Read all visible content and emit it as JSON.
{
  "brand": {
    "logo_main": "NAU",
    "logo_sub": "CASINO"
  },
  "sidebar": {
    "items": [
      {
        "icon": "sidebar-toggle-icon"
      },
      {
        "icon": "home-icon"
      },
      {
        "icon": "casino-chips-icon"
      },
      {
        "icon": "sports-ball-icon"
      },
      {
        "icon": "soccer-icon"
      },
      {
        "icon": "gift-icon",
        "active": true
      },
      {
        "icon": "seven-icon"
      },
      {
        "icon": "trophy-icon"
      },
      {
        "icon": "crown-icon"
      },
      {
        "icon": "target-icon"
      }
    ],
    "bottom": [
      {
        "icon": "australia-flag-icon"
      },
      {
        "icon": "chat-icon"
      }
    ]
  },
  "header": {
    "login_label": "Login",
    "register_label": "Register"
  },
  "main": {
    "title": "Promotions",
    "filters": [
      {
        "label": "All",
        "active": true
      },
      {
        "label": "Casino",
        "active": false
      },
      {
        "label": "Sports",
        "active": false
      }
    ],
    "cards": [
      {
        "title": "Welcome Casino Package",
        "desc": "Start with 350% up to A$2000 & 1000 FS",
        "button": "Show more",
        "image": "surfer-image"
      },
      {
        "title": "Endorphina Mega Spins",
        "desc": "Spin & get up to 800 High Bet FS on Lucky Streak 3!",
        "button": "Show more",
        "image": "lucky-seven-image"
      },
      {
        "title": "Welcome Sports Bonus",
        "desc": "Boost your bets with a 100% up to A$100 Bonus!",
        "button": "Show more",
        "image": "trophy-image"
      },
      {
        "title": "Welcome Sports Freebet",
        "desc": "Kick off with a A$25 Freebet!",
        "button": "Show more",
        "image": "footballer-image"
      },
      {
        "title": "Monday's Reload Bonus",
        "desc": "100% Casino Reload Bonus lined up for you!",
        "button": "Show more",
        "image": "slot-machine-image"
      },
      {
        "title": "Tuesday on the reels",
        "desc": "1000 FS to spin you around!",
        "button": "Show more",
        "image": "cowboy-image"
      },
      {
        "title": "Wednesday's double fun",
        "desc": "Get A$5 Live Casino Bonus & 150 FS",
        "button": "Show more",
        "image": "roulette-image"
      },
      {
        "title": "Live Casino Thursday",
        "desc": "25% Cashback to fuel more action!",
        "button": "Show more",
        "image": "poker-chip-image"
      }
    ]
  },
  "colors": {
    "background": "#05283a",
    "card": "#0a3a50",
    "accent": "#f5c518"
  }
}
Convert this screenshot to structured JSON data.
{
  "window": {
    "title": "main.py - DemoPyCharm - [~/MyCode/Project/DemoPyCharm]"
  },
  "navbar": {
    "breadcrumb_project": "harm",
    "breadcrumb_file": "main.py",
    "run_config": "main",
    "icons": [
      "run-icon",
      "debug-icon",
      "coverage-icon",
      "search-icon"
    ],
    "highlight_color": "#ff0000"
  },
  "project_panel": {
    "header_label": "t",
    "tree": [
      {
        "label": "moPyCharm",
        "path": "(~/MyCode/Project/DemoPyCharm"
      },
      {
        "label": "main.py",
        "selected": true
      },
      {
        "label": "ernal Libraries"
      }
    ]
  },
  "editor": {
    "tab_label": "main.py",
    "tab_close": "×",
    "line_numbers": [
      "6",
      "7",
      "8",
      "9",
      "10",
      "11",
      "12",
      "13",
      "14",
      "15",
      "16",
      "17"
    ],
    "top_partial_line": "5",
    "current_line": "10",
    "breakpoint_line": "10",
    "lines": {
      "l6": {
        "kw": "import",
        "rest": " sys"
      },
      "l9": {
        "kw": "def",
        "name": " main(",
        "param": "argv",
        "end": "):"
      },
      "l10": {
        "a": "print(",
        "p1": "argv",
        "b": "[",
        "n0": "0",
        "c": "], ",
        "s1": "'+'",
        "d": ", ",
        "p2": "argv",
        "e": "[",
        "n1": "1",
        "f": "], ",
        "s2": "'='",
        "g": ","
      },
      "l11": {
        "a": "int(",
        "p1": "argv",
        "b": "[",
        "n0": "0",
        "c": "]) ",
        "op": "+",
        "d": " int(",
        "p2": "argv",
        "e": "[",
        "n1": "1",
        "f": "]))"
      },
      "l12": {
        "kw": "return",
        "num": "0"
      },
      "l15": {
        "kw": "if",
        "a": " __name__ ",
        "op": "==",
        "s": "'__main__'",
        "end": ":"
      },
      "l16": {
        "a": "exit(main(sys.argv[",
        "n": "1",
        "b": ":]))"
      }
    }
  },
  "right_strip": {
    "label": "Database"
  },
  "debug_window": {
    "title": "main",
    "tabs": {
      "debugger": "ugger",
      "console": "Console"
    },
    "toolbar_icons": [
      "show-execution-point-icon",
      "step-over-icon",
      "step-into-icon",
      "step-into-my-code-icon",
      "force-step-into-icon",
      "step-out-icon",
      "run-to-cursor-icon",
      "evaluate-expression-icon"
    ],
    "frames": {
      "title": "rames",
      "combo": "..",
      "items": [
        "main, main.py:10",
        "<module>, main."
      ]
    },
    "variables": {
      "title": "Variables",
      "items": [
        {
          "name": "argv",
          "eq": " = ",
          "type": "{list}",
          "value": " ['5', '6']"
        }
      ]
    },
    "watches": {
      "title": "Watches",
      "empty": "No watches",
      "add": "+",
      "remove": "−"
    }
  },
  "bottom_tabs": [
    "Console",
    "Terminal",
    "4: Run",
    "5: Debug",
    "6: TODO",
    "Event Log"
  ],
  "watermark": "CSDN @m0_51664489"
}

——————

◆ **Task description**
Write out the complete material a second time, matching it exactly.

◆ **Solution to this exercise**
Read all visible content and emit it as JSON.
{
  "brand": {
    "logo_main": "NAU",
    "logo_sub": "CASINO"
  },
  "sidebar": {
    "items": [
      {
        "icon": "sidebar-toggle-icon"
      },
      {
        "icon": "home-icon"
      },
      {
        "icon": "casino-chips-icon"
      },
      {
        "icon": "sports-ball-icon"
      },
      {
        "icon": "soccer-icon"
      },
      {
        "icon": "gift-icon",
        "active": true
      },
      {
        "icon": "seven-icon"
      },
      {
        "icon": "trophy-icon"
      },
      {
        "icon": "crown-icon"
      },
      {
        "icon": "target-icon"
      }
    ],
    "bottom": [
      {
        "icon": "australia-flag-icon"
      },
      {
        "icon": "chat-icon"
      }
    ]
  },
  "header": {
    "login_label": "Login",
    "register_label": "Register"
  },
  "main": {
    "title": "Promotions",
    "filters": [
      {
        "label": "All",
        "active": true
      },
      {
        "label": "Casino",
        "active": false
      },
      {
        "label": "Sports",
        "active": false
      }
    ],
    "cards": [
      {
        "title": "Welcome Casino Package",
        "desc": "Start with 350% up to A$2000 & 1000 FS",
        "button": "Show more",
        "image": "surfer-image"
      },
      {
        "title": "Endorphina Mega Spins",
        "desc": "Spin & get up to 800 High Bet FS on Lucky Streak 3!",
        "button": "Show more",
        "image": "lucky-seven-image"
      },
      {
        "title": "Welcome Sports Bonus",
        "desc": "Boost your bets with a 100% up to A$100 Bonus!",
        "button": "Show more",
        "image": "trophy-image"
      },
      {
        "title": "Welcome Sports Freebet",
        "desc": "Kick off with a A$25 Freebet!",
        "button": "Show more",
        "image": "footballer-image"
      },
      {
        "title": "Monday's Reload Bonus",
        "desc": "100% Casino Reload Bonus lined up for you!",
        "button": "Show more",
        "image": "slot-machine-image"
      },
      {
        "title": "Tuesday on the reels",
        "desc": "1000 FS to spin you around!",
        "button": "Show more",
        "image": "cowboy-image"
      },
      {
        "title": "Wednesday's double fun",
        "desc": "Get A$5 Live Casino Bonus & 150 FS",
        "button": "Show more",
        "image": "roulette-image"
      },
      {
        "title": "Live Casino Thursday",
        "desc": "25% Cashback to fuel more action!",
        "button": "Show more",
        "image": "poker-chip-image"
      }
    ]
  },
  "colors": {
    "background": "#05283a",
    "card": "#0a3a50",
    "accent": "#f5c518"
  }
}
Convert this screenshot to structured JSON data.
{
  "window": {
    "title": "main.py - DemoPyCharm - [~/MyCode/Project/DemoPyCharm]"
  },
  "navbar": {
    "breadcrumb_project": "harm",
    "breadcrumb_file": "main.py",
    "run_config": "main",
    "icons": [
      "run-icon",
      "debug-icon",
      "coverage-icon",
      "search-icon"
    ],
    "highlight_color": "#ff0000"
  },
  "project_panel": {
    "header_label": "t",
    "tree": [
      {
        "label": "moPyCharm",
        "path": "(~/MyCode/Project/DemoPyCharm"
      },
      {
        "label": "main.py",
        "selected": true
      },
      {
        "label": "ernal Libraries"
      }
    ]
  },
  "editor": {
    "tab_label": "main.py",
    "tab_close": "×",
    "line_numbers": [
      "6",
      "7",
      "8",
      "9",
      "10",
      "11",
      "12",
      "13",
      "14",
      "15",
      "16",
      "17"
    ],
    "top_partial_line": "5",
    "current_line": "10",
    "breakpoint_line": "10",
    "lines": {
      "l6": {
        "kw": "import",
        "rest": " sys"
      },
      "l9": {
        "kw": "def",
        "name": " main(",
        "param": "argv",
        "end": "):"
      },
      "l10": {
        "a": "print(",
        "p1": "argv",
        "b": "[",
        "n0": "0",
        "c": "], ",
        "s1": "'+'",
        "d": ", ",
        "p2": "argv",
        "e": "[",
        "n1": "1",
        "f": "], ",
        "s2": "'='",
        "g": ","
      },
      "l11": {
        "a": "int(",
        "p1": "argv",
        "b": "[",
        "n0": "0",
        "c": "]) ",
        "op": "+",
        "d": " int(",
        "p2": "argv",
        "e": "[",
        "n1": "1",
        "f": "]))"
      },
      "l12": {
        "kw": "return",
        "num": "0"
      },
      "l15": {
        "kw": "if",
        "a": " __name__ ",
        "op": "==",
        "s": "'__main__'",
        "end": ":"
      },
      "l16": {
        "a": "exit(main(sys.argv[",
        "n": "1",
        "b": ":]))"
      }
    }
  },
  "right_strip": {
    "label": "Database"
  },
  "debug_window": {
    "title": "main",
    "tabs": {
      "debugger": "ugger",
      "console": "Console"
    },
    "toolbar_icons": [
      "show-execution-point-icon",
      "step-over-icon",
      "step-into-icon",
      "step-into-my-code-icon",
      "force-step-into-icon",
      "step-out-icon",
      "run-to-cursor-icon",
      "evaluate-expression-icon"
    ],
    "frames": {
      "title": "rames",
      "combo": "..",
      "items": [
        "main, main.py:10",
        "<module>, main."
      ]
    },
    "variables": {
      "title": "Variables",
      "items": [
        {
          "name": "argv",
          "eq": " = ",
          "type": "{list}",
          "value": " ['5', '6']"
        }
      ]
    },
    "watches": {
      "title": "Watches",
      "empty": "No watches",
      "add": "+",
      "remove": "−"
    }
  },
  "bottom_tabs": [
    "Console",
    "Terminal",
    "4: Run",
    "5: Debug",
    "6: TODO",
    "Event Log"
  ],
  "watermark": "CSDN @m0_51664489"
}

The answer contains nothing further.